A new study is showing what many people in the United States already believed. Americans routinely pay more for health care than people in other countries, but the added costs don’t equal better outcomes. In fact, the new study shows that Americans paid twice as much as Canadians for cancer treatments, but lived for about the same amount of time as their northern counterparts.
The new study, based on patients with advanced colorectal cancer, was conducted by researchers at the Fred Hutchinson Cancer Research Center in Seattle and the British Columbia Cancer Agency. The research was presented at the American Society of Clinical Oncology’s annual meeting in Chicago.
The study analyzed two similar populations diagnosed with advanced colorectal cancer in 2010, 1,622 in Canada and 575 in Washington. The patients had similar diagnoses, levels of education, financial situations and other demographics. The U.S. patients were a little younger as a group than the Canadian patients.
The study found that a total of about $12,345 was spent a month on the cancer patients who lived in western Washington, while the monthly spending for patients in British Columbia was $6,195. While American patients’ treatment was twice as expensive, Americans died slightly faster than Canadians in the study. The American patients survived about 21.4 months with treatment, while in British Columbia, it was 22.1 months.

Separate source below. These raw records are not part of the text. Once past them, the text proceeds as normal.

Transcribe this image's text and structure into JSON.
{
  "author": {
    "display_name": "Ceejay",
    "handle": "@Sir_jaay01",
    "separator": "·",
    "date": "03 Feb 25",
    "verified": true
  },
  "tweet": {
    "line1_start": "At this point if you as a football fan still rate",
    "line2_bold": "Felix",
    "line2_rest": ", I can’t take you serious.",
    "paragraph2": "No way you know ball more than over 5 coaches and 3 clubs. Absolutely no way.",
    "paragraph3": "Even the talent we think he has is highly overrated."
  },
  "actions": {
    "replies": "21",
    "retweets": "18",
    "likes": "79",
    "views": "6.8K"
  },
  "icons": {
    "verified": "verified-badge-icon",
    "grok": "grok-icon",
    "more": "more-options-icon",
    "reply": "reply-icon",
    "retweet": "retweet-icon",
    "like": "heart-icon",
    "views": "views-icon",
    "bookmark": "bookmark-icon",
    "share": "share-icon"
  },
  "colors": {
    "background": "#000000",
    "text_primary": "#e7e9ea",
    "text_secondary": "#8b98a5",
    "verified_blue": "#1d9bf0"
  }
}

According to previous research, this survival time is consistent with this kind of cancer.
Dr. Todd Yezefski, a senior fellow in the Clinical Research Division at the Fred Hutchinson Cancer Research Center and Division of Medical Oncology at the University of Washington, said, “This is the first study that we know of that has looked at something like this that showed cost, utilization, and outcome, and we’d love to get more data to know more detail about doctor visits and use of radiation and surgery so we could understand this even further.”

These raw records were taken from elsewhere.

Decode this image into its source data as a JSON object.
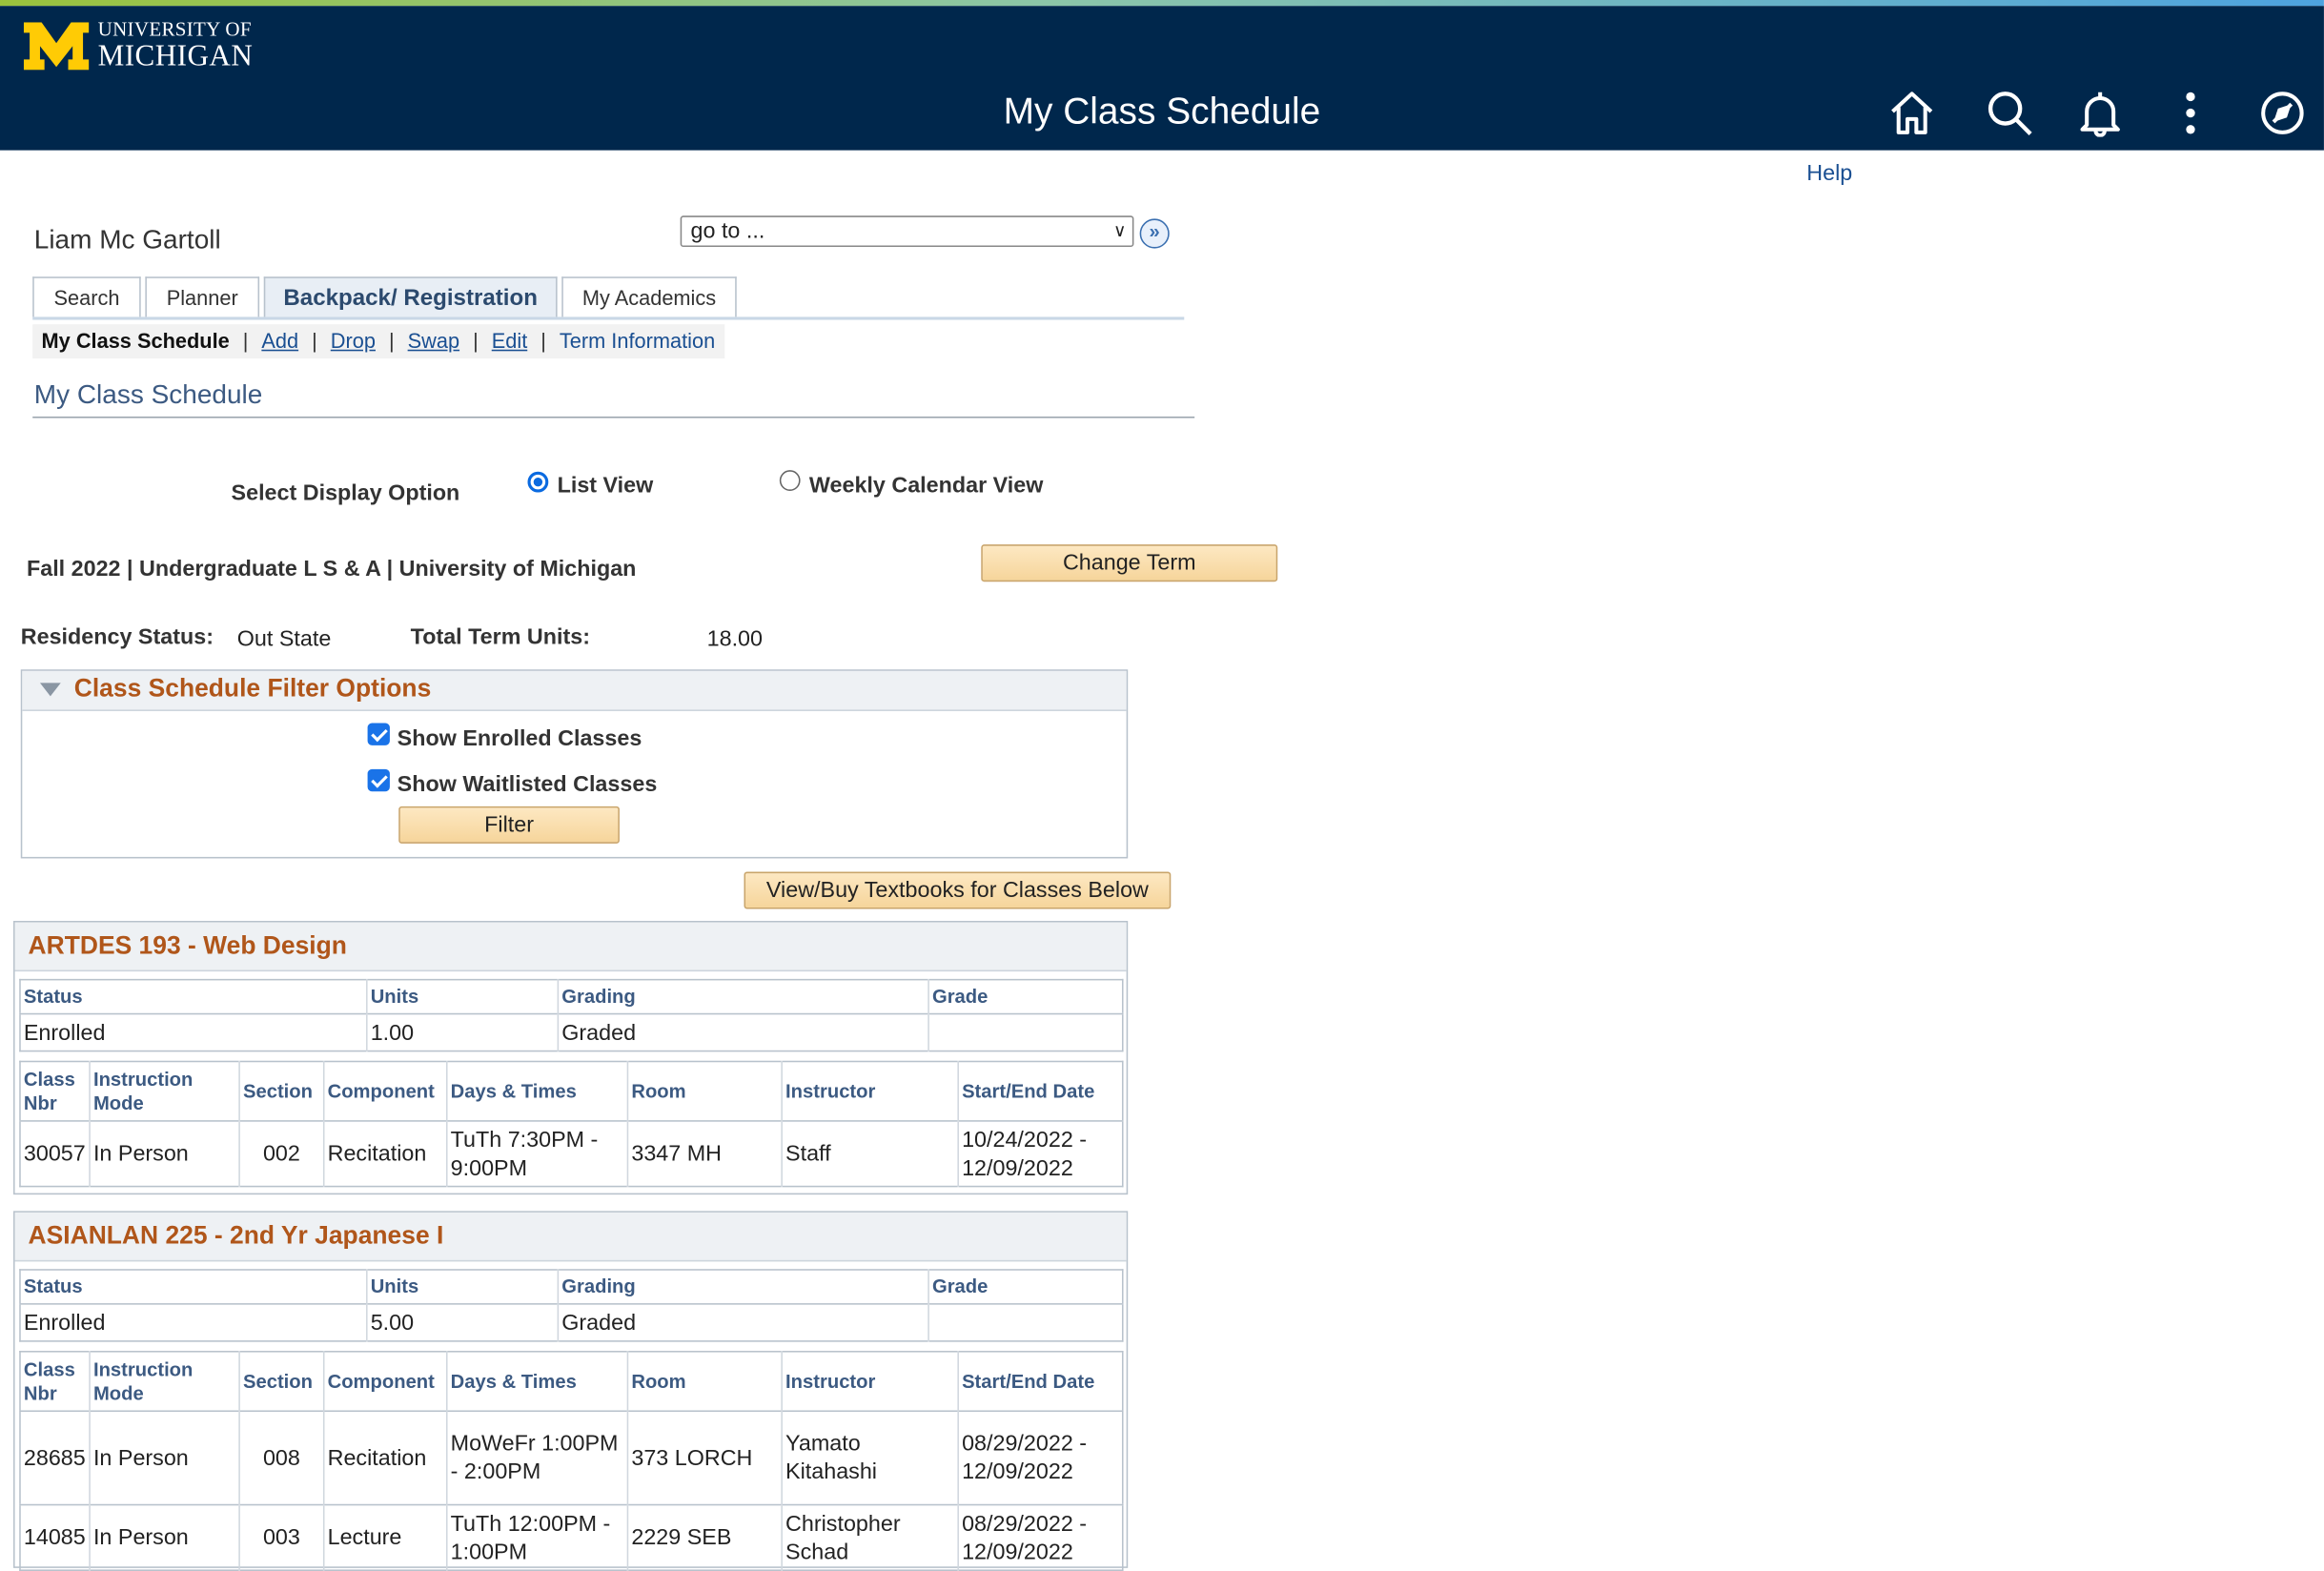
{
  "brand": {
    "logo_letter": "M",
    "logo_line1": "UNIVERSITY OF",
    "logo_line2": "MICHIGAN",
    "navy": "#00274c",
    "maize": "#ffcb05"
  },
  "header": {
    "title": "My Class Schedule",
    "icons": [
      "home-icon",
      "search-icon",
      "bell-icon",
      "more-vertical-icon",
      "compass-icon"
    ]
  },
  "help_label": "Help",
  "user_name": "Liam Mc Gartoll",
  "goto": {
    "value": "go to ..."
  },
  "tabs": [
    {
      "label": "Search"
    },
    {
      "label": "Planner"
    },
    {
      "label": "Backpack/ Registration"
    },
    {
      "label": "My Academics"
    }
  ],
  "subnav": {
    "current": "My Class Schedule",
    "add": "Add",
    "drop": "Drop",
    "swap": "Swap",
    "edit": "Edit",
    "term_info": "Term Information"
  },
  "page_title": "My Class Schedule",
  "display": {
    "label": "Select Display Option",
    "list_view": "List View",
    "calendar_view": "Weekly Calendar View",
    "selected": "List View"
  },
  "term": {
    "text": "Fall 2022 | Undergraduate L S & A | University of Michigan",
    "change_label": "Change Term"
  },
  "residency": {
    "label": "Residency Status:",
    "value": "Out State",
    "units_label": "Total Term Units:",
    "units_value": "18.00"
  },
  "filter": {
    "title": "Class Schedule Filter Options",
    "enrolled": "Show Enrolled Classes",
    "waitlisted": "Show Waitlisted Classes",
    "button": "Filter",
    "enrolled_checked": true,
    "waitlisted_checked": true
  },
  "textbooks_label": "View/Buy Textbooks for Classes Below",
  "summary_headers": {
    "status": "Status",
    "units": "Units",
    "grading": "Grading",
    "grade": "Grade"
  },
  "detail_headers": {
    "class_nbr": "Class Nbr",
    "mode": "Instruction Mode",
    "section": "Section",
    "component": "Component",
    "days": "Days & Times",
    "room": "Room",
    "instructor": "Instructor",
    "dates": "Start/End Date"
  },
  "courses": [
    {
      "title": "ARTDES 193 - Web Design",
      "status": "Enrolled",
      "units": "1.00",
      "grading": "Graded",
      "grade": "",
      "rows": [
        {
          "nbr": "30057",
          "mode": "In Person",
          "section": "002",
          "component": "Recitation",
          "days": "TuTh 7:30PM - 9:00PM",
          "room": "3347 MH",
          "instructor": "Staff",
          "dates": "10/24/2022 - 12/09/2022"
        }
      ]
    },
    {
      "title": "ASIANLAN 225 - 2nd Yr Japanese I",
      "status": "Enrolled",
      "units": "5.00",
      "grading": "Graded",
      "grade": "",
      "rows": [
        {
          "nbr": "28685",
          "mode": "In Person",
          "section": "008",
          "component": "Recitation",
          "days": "MoWeFr 1:00PM - 2:00PM",
          "room": "373 LORCH",
          "instructor": "Yamato Kitahashi",
          "dates": "08/29/2022 - 12/09/2022"
        },
        {
          "nbr": "14085",
          "mode": "In Person",
          "section": "003",
          "component": "Lecture",
          "days": "TuTh 12:00PM - 1:00PM",
          "room": "2229 SEB",
          "instructor": "Christopher Schad",
          "dates": "08/29/2022 - 12/09/2022"
        }
      ]
    }
  ]
}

While the study only looked at one type of disease, there may be a larger lesson to be gleaned from the data. One of the biggest differences in health care in the United States and health care in Canada is that in Canada the government sets the prices for what they pay for drugs while in the U.S., the government leaves drug pricing to market forces. Administrative costs also add a considerable amount to what Americans pay for health care, while in British Columbia, hospitals get a lump-sum budget that covers administrative costs.